──────── Exercise material ────────

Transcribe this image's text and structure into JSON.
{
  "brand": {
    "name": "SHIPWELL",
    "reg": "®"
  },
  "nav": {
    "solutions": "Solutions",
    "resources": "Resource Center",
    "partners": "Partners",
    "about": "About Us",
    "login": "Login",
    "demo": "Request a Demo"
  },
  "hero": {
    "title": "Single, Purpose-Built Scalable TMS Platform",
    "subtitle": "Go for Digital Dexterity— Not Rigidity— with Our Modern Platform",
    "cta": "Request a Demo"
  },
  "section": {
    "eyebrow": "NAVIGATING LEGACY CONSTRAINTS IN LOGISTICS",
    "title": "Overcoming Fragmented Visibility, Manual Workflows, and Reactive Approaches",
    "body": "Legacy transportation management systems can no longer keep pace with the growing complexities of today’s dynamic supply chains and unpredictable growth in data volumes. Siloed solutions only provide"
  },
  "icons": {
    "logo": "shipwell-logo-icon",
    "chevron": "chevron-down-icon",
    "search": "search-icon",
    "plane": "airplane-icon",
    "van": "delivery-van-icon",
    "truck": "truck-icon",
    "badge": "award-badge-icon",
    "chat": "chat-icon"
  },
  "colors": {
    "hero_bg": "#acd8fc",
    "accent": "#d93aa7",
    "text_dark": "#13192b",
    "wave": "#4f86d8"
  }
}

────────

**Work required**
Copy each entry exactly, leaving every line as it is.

**Answer to this exercise**
Transcribe this image's text and structure into JSON.
{
  "brand": {
    "name": "SHIPWELL",
    "reg": "®"
  },
  "nav": {
    "solutions": "Solutions",
    "resources": "Resource Center",
    "partners": "Partners",
    "about": "About Us",
    "login": "Login",
    "demo": "Request a Demo"
  },
  "hero": {
    "title": "Single, Purpose-Built Scalable TMS Platform",
    "subtitle": "Go for Digital Dexterity— Not Rigidity— with Our Modern Platform",
    "cta": "Request a Demo"
  },
  "section": {
    "eyebrow": "NAVIGATING LEGACY CONSTRAINTS IN LOGISTICS",
    "title": "Overcoming Fragmented Visibility, Manual Workflows, and Reactive Approaches",
    "body": "Legacy transportation management systems can no longer keep pace with the growing complexities of today’s dynamic supply chains and unpredictable growth in data volumes. Siloed solutions only provide"
  },
  "icons": {
    "logo": "shipwell-logo-icon",
    "chevron": "chevron-down-icon",
    "search": "search-icon",
    "plane": "airplane-icon",
    "van": "delivery-van-icon",
    "truck": "truck-icon",
    "badge": "award-badge-icon",
    "chat": "chat-icon"
  },
  "colors": {
    "hero_bg": "#acd8fc",
    "accent": "#d93aa7",
    "text_dark": "#13192b",
    "wave": "#4f86d8"
  }
}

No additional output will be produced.